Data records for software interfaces
_____

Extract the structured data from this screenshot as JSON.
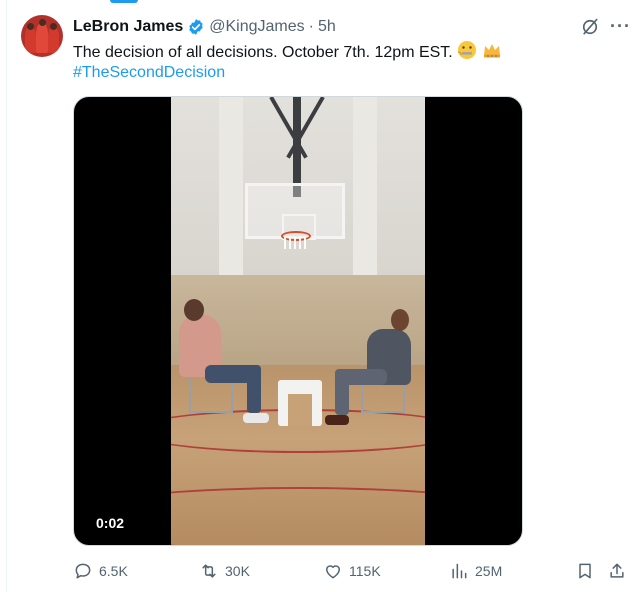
{
  "tweet": {
    "author_name": "LeBron James",
    "handle": "@KingJames",
    "separator": "·",
    "time": "5h",
    "text": "The decision of all decisions. October 7th. 12pm EST.",
    "hashtag": "#TheSecondDecision",
    "emojis": [
      "zipper-mouth-face",
      "crown"
    ]
  },
  "media": {
    "type": "video",
    "timer": "0:02"
  },
  "actions": {
    "replies": "6.5K",
    "reposts": "30K",
    "likes": "115K",
    "views": "25M"
  },
  "colors": {
    "accent": "#1d9bf0",
    "text": "#0f1419",
    "muted": "#536471"
  }
}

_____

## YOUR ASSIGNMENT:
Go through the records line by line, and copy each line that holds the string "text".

## RESULT:
    "text": "The decision of all decisions. October 7th. 12pm EST.",
    "text": "#0f1419",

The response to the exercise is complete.